◆ Exercise directions: Word for word, repeat the entries, minus the pictures.

-- Dataset entries follows --

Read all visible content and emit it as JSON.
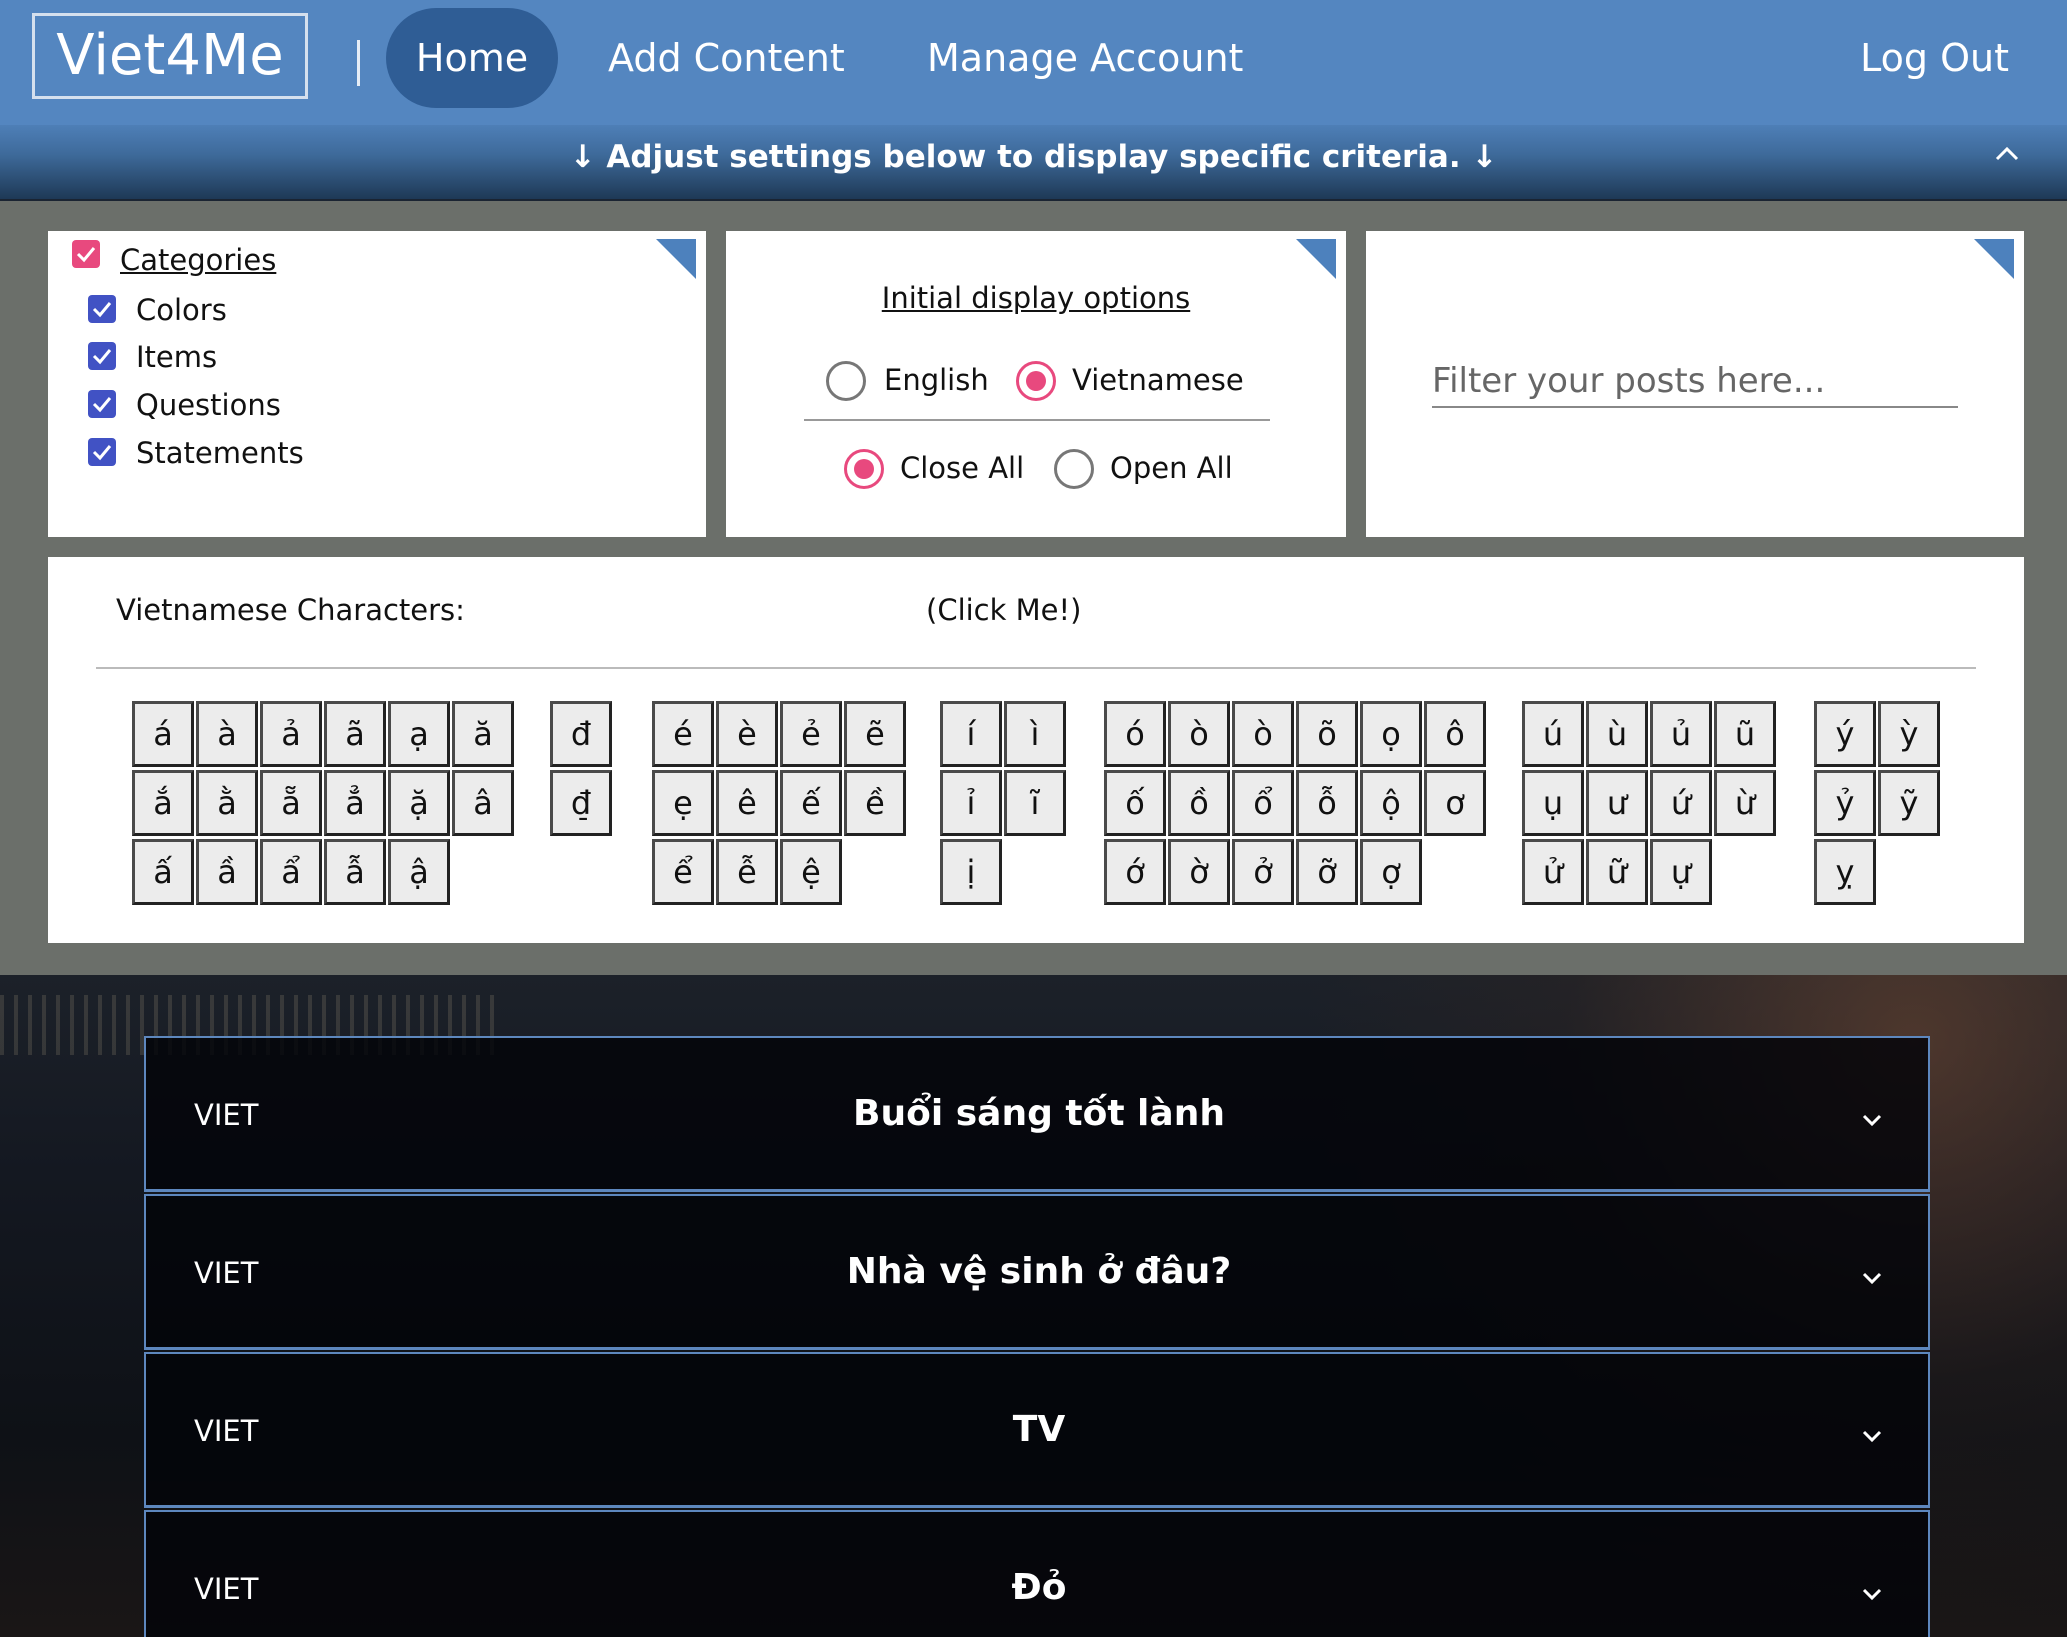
{
  "nav": {
    "brand": "Viet4Me",
    "home": "Home",
    "add_content": "Add Content",
    "manage_account": "Manage Account",
    "logout": "Log Out"
  },
  "settings_bar": {
    "text": "↓ Adjust settings below to display specific criteria. ↓"
  },
  "categories": {
    "title": "Categories",
    "all_checked": true,
    "items": [
      {
        "label": "Colors",
        "checked": true
      },
      {
        "label": "Items",
        "checked": true
      },
      {
        "label": "Questions",
        "checked": true
      },
      {
        "label": "Statements",
        "checked": true
      }
    ]
  },
  "display_options": {
    "title": "Initial display options",
    "language": [
      {
        "label": "English",
        "selected": false
      },
      {
        "label": "Vietnamese",
        "selected": true
      }
    ],
    "expand": [
      {
        "label": "Close All",
        "selected": true
      },
      {
        "label": "Open All",
        "selected": false
      }
    ]
  },
  "filter": {
    "placeholder": "Filter your posts here..."
  },
  "characters": {
    "title": "Vietnamese Characters:",
    "hint": "(Click Me!)",
    "groups": [
      [
        "á",
        "à",
        "ả",
        "ã",
        "ạ",
        "ă",
        "ắ",
        "ằ",
        "ẵ",
        "ẳ",
        "ặ",
        "â",
        "ấ",
        "ầ",
        "ẩ",
        "ẫ",
        "ậ"
      ],
      [
        "đ",
        "đ̠"
      ],
      [
        "é",
        "è",
        "ẻ",
        "ẽ",
        "ẹ",
        "ê",
        "ế",
        "ề",
        "ể",
        "ễ",
        "ệ"
      ],
      [
        "í",
        "ì",
        "ỉ",
        "ĩ",
        "ị"
      ],
      [
        "ó",
        "ò",
        "ò",
        "õ",
        "ọ",
        "ô",
        "ố",
        "ồ",
        "ổ",
        "ỗ",
        "ộ",
        "ơ",
        "ớ",
        "ờ",
        "ở",
        "ỡ",
        "ợ"
      ],
      [
        "ú",
        "ù",
        "ủ",
        "ũ",
        "ụ",
        "ư",
        "ứ",
        "ừ",
        "ử",
        "ữ",
        "ự"
      ],
      [
        "ý",
        "ỳ",
        "ỷ",
        "ỹ",
        "ỵ"
      ]
    ]
  },
  "posts": [
    {
      "tag": "VIET",
      "title": "Buổi sáng tốt lành"
    },
    {
      "tag": "VIET",
      "title": "Nhà vệ sinh ở đâu?"
    },
    {
      "tag": "VIET",
      "title": "TV"
    },
    {
      "tag": "VIET",
      "title": "Đỏ"
    }
  ],
  "colors": {
    "nav_bg": "#5486c0",
    "home_pill": "#2f5d95",
    "accent_pink": "#e8497e",
    "checkbox_blue": "#4152c4",
    "panel_corner": "#4d81bd",
    "accordion_border": "#5d87be"
  }
}
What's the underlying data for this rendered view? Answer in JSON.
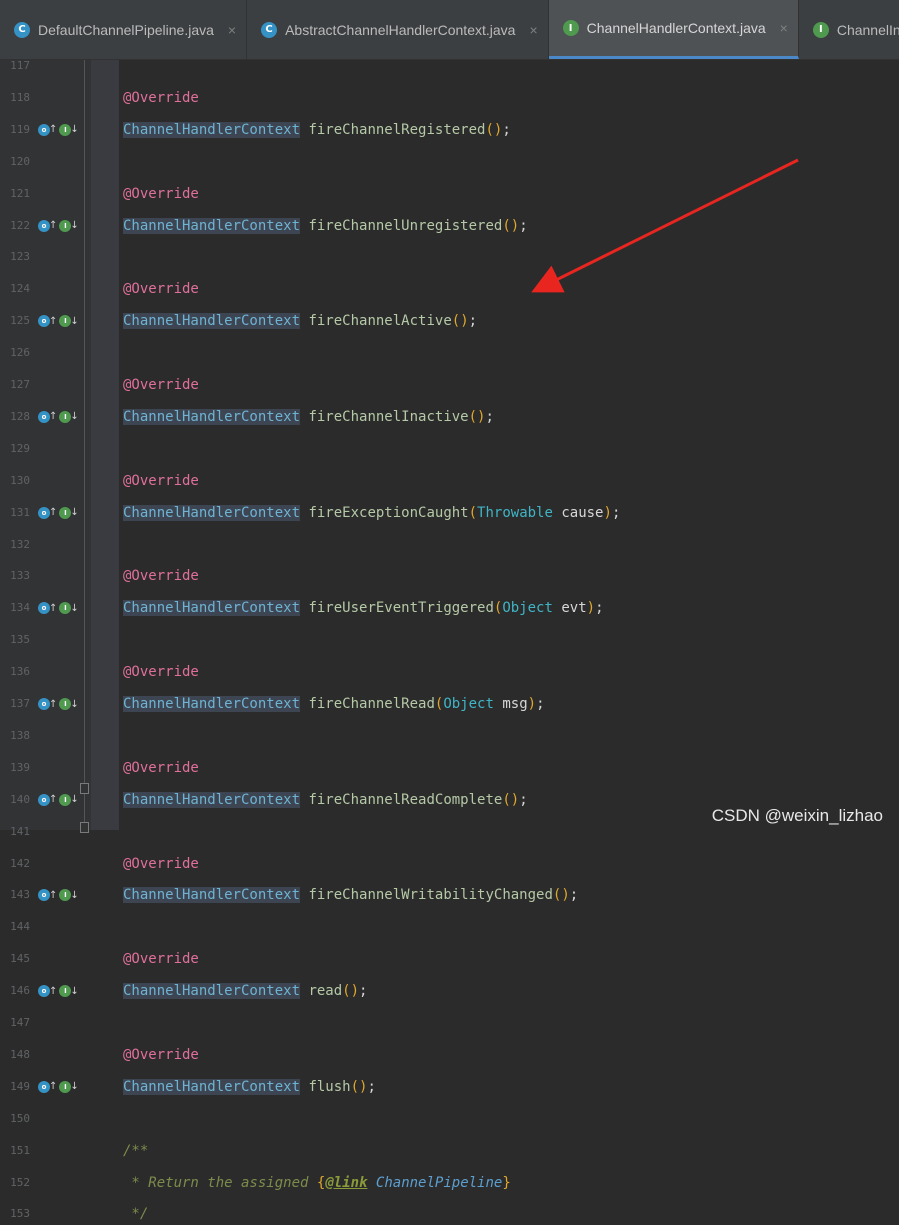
{
  "tabs": [
    {
      "label": "DefaultChannelPipeline.java",
      "icon": "class-icon",
      "icon_letter": "C",
      "close": "×"
    },
    {
      "label": "AbstractChannelHandlerContext.java",
      "icon": "class-icon",
      "icon_letter": "C",
      "close": "×"
    },
    {
      "label": "ChannelHandlerContext.java",
      "icon": "interface-icon",
      "icon_letter": "I",
      "close": "×"
    },
    {
      "label": "ChannelInbound",
      "icon": "interface-icon",
      "icon_letter": "I",
      "close": ""
    }
  ],
  "active_tab": 2,
  "editor": {
    "lines": [
      {
        "num": "117",
        "kind": "blank"
      },
      {
        "num": "118",
        "kind": "ann",
        "text": "@Override"
      },
      {
        "num": "119",
        "kind": "decl",
        "type": "ChannelHandlerContext",
        "method": "fireChannelRegistered",
        "args": "",
        "marks": true
      },
      {
        "num": "120",
        "kind": "blank"
      },
      {
        "num": "121",
        "kind": "ann",
        "text": "@Override"
      },
      {
        "num": "122",
        "kind": "decl",
        "type": "ChannelHandlerContext",
        "method": "fireChannelUnregistered",
        "args": "",
        "marks": true
      },
      {
        "num": "123",
        "kind": "blank"
      },
      {
        "num": "124",
        "kind": "ann",
        "text": "@Override"
      },
      {
        "num": "125",
        "kind": "decl",
        "type": "ChannelHandlerContext",
        "method": "fireChannelActive",
        "args": "",
        "marks": true
      },
      {
        "num": "126",
        "kind": "blank"
      },
      {
        "num": "127",
        "kind": "ann",
        "text": "@Override"
      },
      {
        "num": "128",
        "kind": "decl",
        "type": "ChannelHandlerContext",
        "method": "fireChannelInactive",
        "args": "",
        "marks": true
      },
      {
        "num": "129",
        "kind": "blank"
      },
      {
        "num": "130",
        "kind": "ann",
        "text": "@Override"
      },
      {
        "num": "131",
        "kind": "decl",
        "type": "ChannelHandlerContext",
        "method": "fireExceptionCaught",
        "argtype": "Throwable",
        "argname": "cause",
        "marks": true
      },
      {
        "num": "132",
        "kind": "blank"
      },
      {
        "num": "133",
        "kind": "ann",
        "text": "@Override"
      },
      {
        "num": "134",
        "kind": "decl",
        "type": "ChannelHandlerContext",
        "method": "fireUserEventTriggered",
        "argtype": "Object",
        "argname": "evt",
        "marks": true
      },
      {
        "num": "135",
        "kind": "blank"
      },
      {
        "num": "136",
        "kind": "ann",
        "text": "@Override"
      },
      {
        "num": "137",
        "kind": "decl",
        "type": "ChannelHandlerContext",
        "method": "fireChannelRead",
        "argtype": "Object",
        "argname": "msg",
        "marks": true
      },
      {
        "num": "138",
        "kind": "blank"
      },
      {
        "num": "139",
        "kind": "ann",
        "text": "@Override"
      },
      {
        "num": "140",
        "kind": "decl",
        "type": "ChannelHandlerContext",
        "method": "fireChannelReadComplete",
        "args": "",
        "marks": true
      },
      {
        "num": "141",
        "kind": "blank"
      },
      {
        "num": "142",
        "kind": "ann",
        "text": "@Override"
      },
      {
        "num": "143",
        "kind": "decl",
        "type": "ChannelHandlerContext",
        "method": "fireChannelWritabilityChanged",
        "args": "",
        "marks": true
      },
      {
        "num": "144",
        "kind": "blank"
      },
      {
        "num": "145",
        "kind": "ann",
        "text": "@Override"
      },
      {
        "num": "146",
        "kind": "decl",
        "type": "ChannelHandlerContext",
        "method": "read",
        "args": "",
        "marks": true
      },
      {
        "num": "147",
        "kind": "blank"
      },
      {
        "num": "148",
        "kind": "ann",
        "text": "@Override"
      },
      {
        "num": "149",
        "kind": "decl",
        "type": "ChannelHandlerContext",
        "method": "flush",
        "args": "",
        "marks": true
      },
      {
        "num": "150",
        "kind": "blank"
      },
      {
        "num": "151",
        "kind": "comment",
        "text": "/**"
      },
      {
        "num": "152",
        "kind": "doc",
        "pre": " * Return the assigned ",
        "open": "{",
        "tag": "@link",
        "ref": "ChannelPipeline",
        "close": "}"
      },
      {
        "num": "153",
        "kind": "comment",
        "text": " */"
      }
    ]
  },
  "watermark": "CSDN @weixin_lizhao",
  "colors": {
    "background": "#2b2b2b",
    "annotation": "#e0709b",
    "arrow": "#e8261f",
    "active_tab_underline": "#4a88c7"
  }
}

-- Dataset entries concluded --

◆ Completed task:
Read all visible content and emit it as JSON.
{
  "nav": {
    "brand": "Viet4Me",
    "home": "Home",
    "add_content": "Add Content",
    "manage_account": "Manage Account",
    "logout": "Log Out"
  },
  "settings_bar": {
    "text": "↓ Adjust settings below to display specific criteria. ↓"
  },
  "categories": {
    "title": "Categories",
    "all_checked": true,
    "items": [
      {
        "label": "Colors",
        "checked": true
      },
      {
        "label": "Items",
        "checked": true
      },
      {
        "label": "Questions",
        "checked": true
      },
      {
        "label": "Statements",
        "checked": true
      }
    ]
  },
  "display_options": {
    "title": "Initial display options",
    "language": [
      {
        "label": "English",
        "selected": false
      },
      {
        "label": "Vietnamese",
        "selected": true
      }
    ],
    "expand": [
      {
        "label": "Close All",
        "selected": true
      },
      {
        "label": "Open All",
        "selected": false
      }
    ]
  },
  "filter": {
    "placeholder": "Filter your posts here..."
  },
  "characters": {
    "title": "Vietnamese Characters:",
    "hint": "(Click Me!)",
    "groups": [
      [
        "á",
        "à",
        "ả",
        "ã",
        "ạ",
        "ă",
        "ắ",
        "ằ",
        "ẵ",
        "ẳ",
        "ặ",
        "â",
        "ấ",
        "ầ",
        "ẩ",
        "ẫ",
        "ậ"
      ],
      [
        "đ",
        "đ̠"
      ],
      [
        "é",
        "è",
        "ẻ",
        "ẽ",
        "ẹ",
        "ê",
        "ế",
        "ề",
        "ể",
        "ễ",
        "ệ"
      ],
      [
        "í",
        "ì",
        "ỉ",
        "ĩ",
        "ị"
      ],
      [
        "ó",
        "ò",
        "ò",
        "õ",
        "ọ",
        "ô",
        "ố",
        "ồ",
        "ổ",
        "ỗ",
        "ộ",
        "ơ",
        "ớ",
        "ờ",
        "ở",
        "ỡ",
        "ợ"
      ],
      [
        "ú",
        "ù",
        "ủ",
        "ũ",
        "ụ",
        "ư",
        "ứ",
        "ừ",
        "ử",
        "ữ",
        "ự"
      ],
      [
        "ý",
        "ỳ",
        "ỷ",
        "ỹ",
        "ỵ"
      ]
    ]
  },
  "posts": [
    {
      "tag": "VIET",
      "title": "Buổi sáng tốt lành"
    },
    {
      "tag": "VIET",
      "title": "Nhà vệ sinh ở đâu?"
    },
    {
      "tag": "VIET",
      "title": "TV"
    },
    {
      "tag": "VIET",
      "title": "Đỏ"
    }
  ],
  "colors": {
    "nav_bg": "#5486c0",
    "home_pill": "#2f5d95",
    "accent_pink": "#e8497e",
    "checkbox_blue": "#4152c4",
    "panel_corner": "#4d81bd",
    "accordion_border": "#5d87be"
  }
}
What's the underlying data for this rendered view? Answer in JSON.
{
  "tabs": [
    {
      "label": "DefaultChannelPipeline.java",
      "icon": "class-icon",
      "icon_letter": "C",
      "close": "×"
    },
    {
      "label": "AbstractChannelHandlerContext.java",
      "icon": "class-icon",
      "icon_letter": "C",
      "close": "×"
    },
    {
      "label": "ChannelHandlerContext.java",
      "icon": "interface-icon",
      "icon_letter": "I",
      "close": "×"
    },
    {
      "label": "ChannelInbound",
      "icon": "interface-icon",
      "icon_letter": "I",
      "close": ""
    }
  ],
  "active_tab": 2,
  "editor": {
    "lines": [
      {
        "num": "117",
        "kind": "blank"
      },
      {
        "num": "118",
        "kind": "ann",
        "text": "@Override"
      },
      {
        "num": "119",
        "kind": "decl",
        "type": "ChannelHandlerContext",
        "method": "fireChannelRegistered",
        "args": "",
        "marks": true
      },
      {
        "num": "120",
        "kind": "blank"
      },
      {
        "num": "121",
        "kind": "ann",
        "text": "@Override"
      },
      {
        "num": "122",
        "kind": "decl",
        "type": "ChannelHandlerContext",
        "method": "fireChannelUnregistered",
        "args": "",
        "marks": true
      },
      {
        "num": "123",
        "kind": "blank"
      },
      {
        "num": "124",
        "kind": "ann",
        "text": "@Override"
      },
      {
        "num": "125",
        "kind": "decl",
        "type": "ChannelHandlerContext",
        "method": "fireChannelActive",
        "args": "",
        "marks": true
      },
      {
        "num": "126",
        "kind": "blank"
      },
      {
        "num": "127",
        "kind": "ann",
        "text": "@Override"
      },
      {
        "num": "128",
        "kind": "decl",
        "type": "ChannelHandlerContext",
        "method": "fireChannelInactive",
        "args": "",
        "marks": true
      },
      {
        "num": "129",
        "kind": "blank"
      },
      {
        "num": "130",
        "kind": "ann",
        "text": "@Override"
      },
      {
        "num": "131",
        "kind": "decl",
        "type": "ChannelHandlerContext",
        "method": "fireExceptionCaught",
        "argtype": "Throwable",
        "argname": "cause",
        "marks": true
      },
      {
        "num": "132",
        "kind": "blank"
      },
      {
        "num": "133",
        "kind": "ann",
        "text": "@Override"
      },
      {
        "num": "134",
        "kind": "decl",
        "type": "ChannelHandlerContext",
        "method": "fireUserEventTriggered",
        "argtype": "Object",
        "argname": "evt",
        "marks": true
      },
      {
        "num": "135",
        "kind": "blank"
      },
      {
        "num": "136",
        "kind": "ann",
        "text": "@Override"
      },
      {
        "num": "137",
        "kind": "decl",
        "type": "ChannelHandlerContext",
        "method": "fireChannelRead",
        "argtype": "Object",
        "argname": "msg",
        "marks": true
      },
      {
        "num": "138",
        "kind": "blank"
      },
      {
        "num": "139",
        "kind": "ann",
        "text": "@Override"
      },
      {
        "num": "140",
        "kind": "decl",
        "type": "ChannelHandlerContext",
        "method": "fireChannelReadComplete",
        "args": "",
        "marks": true
      },
      {
        "num": "141",
        "kind": "blank"
      },
      {
        "num": "142",
        "kind": "ann",
        "text": "@Override"
      },
      {
        "num": "143",
        "kind": "decl",
        "type": "ChannelHandlerContext",
        "method": "fireChannelWritabilityChanged",
        "args": "",
        "marks": true
      },
      {
        "num": "144",
        "kind": "blank"
      },
      {
        "num": "145",
        "kind": "ann",
        "text": "@Override"
      },
      {
        "num": "146",
        "kind": "decl",
        "type": "ChannelHandlerContext",
        "method": "read",
        "args": "",
        "marks": true
      },
      {
        "num": "147",
        "kind": "blank"
      },
      {
        "num": "148",
        "kind": "ann",
        "text": "@Override"
      },
      {
        "num": "149",
        "kind": "decl",
        "type": "ChannelHandlerContext",
        "method": "flush",
        "args": "",
        "marks": true
      },
      {
        "num": "150",
        "kind": "blank"
      },
      {
        "num": "151",
        "kind": "comment",
        "text": "/**"
      },
      {
        "num": "152",
        "kind": "doc",
        "pre": " * Return the assigned ",
        "open": "{",
        "tag": "@link",
        "ref": "ChannelPipeline",
        "close": "}"
      },
      {
        "num": "153",
        "kind": "comment",
        "text": " */"
      }
    ]
  },
  "watermark": "CSDN @weixin_lizhao",
  "colors": {
    "background": "#2b2b2b",
    "annotation": "#e0709b",
    "arrow": "#e8261f",
    "active_tab_underline": "#4a88c7"
  }
}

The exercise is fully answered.